This diluted the industry and things fizzled out a bit but the savvy photographers kept going, promoting, re-inventing themselves and coming up with new angles to keep the business coming in…again, we will discuss this throughout the course.
All things comes to an end however, and as the property crash “sunk in” and the worldwide recession grew, people stopped getting married abroad quite as much and that is when we moved back to the UK to raise and school the kids. Even during hard times, I know of photographers thriving in Spain still…diversification is the key!
You need to continuously watch the market, follow trends and always be aware of what is happening around you because if you don’t, you will be left behind. Any opportunities that rear their head, grab them and work at it.
Whatever happens with the economy, good or bad, there are cherries to be picked and opportunities to make money if you just look hard enough and put your savvy business head on.

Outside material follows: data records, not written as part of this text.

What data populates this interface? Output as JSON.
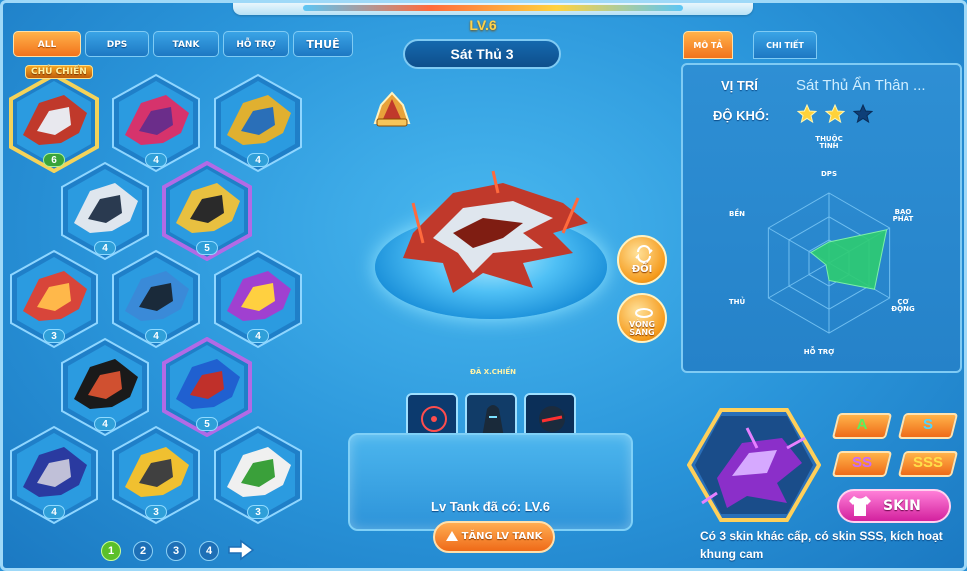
{
  "tabs": {
    "all": "ALL",
    "dps": "DPS",
    "tank": "TANK",
    "ho_tro": "HỖ TRỢ",
    "thue": "THUÊ"
  },
  "roster": {
    "main_tag": "CHỦ CHIẾN",
    "levels": [
      "6",
      "4",
      "4",
      "4",
      "5",
      "3",
      "4",
      "4",
      "4",
      "5",
      "4",
      "3",
      "3"
    ],
    "pages": [
      "1",
      "2",
      "3",
      "4"
    ]
  },
  "hero": {
    "level": "LV.6",
    "name": "Sát Thủ 3",
    "swap_label": "ĐỔI",
    "ring_label": "VÒNG\nSÁNG",
    "equipped_label": "ĐÃ X.CHIẾN",
    "tank_level_text": "Lv Tank đã có: LV.6",
    "upgrade_label": "TĂNG LV TANK"
  },
  "right_tabs": {
    "desc": "MÔ TẢ",
    "detail": "CHI TIẾT"
  },
  "stats": {
    "position_label": "VỊ TRÍ",
    "position_value": "Sát Thủ Ẩn Thân ...",
    "difficulty_label": "ĐỘ KHÓ:",
    "difficulty_stars": 2,
    "difficulty_max": 3,
    "radar_title": "THUỘC\nTÍNH",
    "axes": [
      "DPS",
      "BẠO\nPHÁT",
      "CƠ\nĐỘNG",
      "HỖ TRỢ",
      "THỦ",
      "BỀN"
    ],
    "radar_values": [
      0.3,
      0.95,
      0.75,
      0.25,
      0.05,
      0.3
    ]
  },
  "skins": {
    "grades": [
      "A",
      "S",
      "SS",
      "SSS"
    ],
    "button_label": "SKIN",
    "description": "Có 3 skin khác cấp, có skin SSS, kích hoạt khung cam"
  },
  "colors": {
    "accent_orange": "#f2731c",
    "panel_blue": "#2582c9",
    "radar_fill": "#2ecc71",
    "skin_pink": "#d3219e"
  }
}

As a wise man called Jim Rohn once said, “Your income is related to your philosophy, NOT the economy. Don’t wait for the economy to change, change your philosophy”.
I have spent the past 10 years learning about marketing both on and offline and feel I am fairly qualified to help others…I just hope that comes through in the following pages.
I have learned a lot over the years and I hope that I can teach and motivate you enough to get you started on whatever route you wish to take and of course, if I can help in any way…well, that is why I wrote this book and built websites like All Things Photography.
Disclaimer: This book/section contains ideas, advice and facts about many aspects of running a photography business. Some come from working professionals, some come from governing bodies, some come from my own experiences and others from research.
Please use the advice at your own risk, use your own due diligence and if in any doubt when planning different stages of running your business, please seek professional and/or legal advice.
There are many topics covered in this book and for most sections, we cover just the basics which should be enough to get you started as each subject could be a separate book in its own right if we went into greater detail.
This is not just a section about how to make a quick buck in photography (although we do cover that). It is more about building the entire structure around running a successful business of any sort, but focussed on photography, and covers all facets of everyday life and how you can change to make it better.
Next Page – Getting Started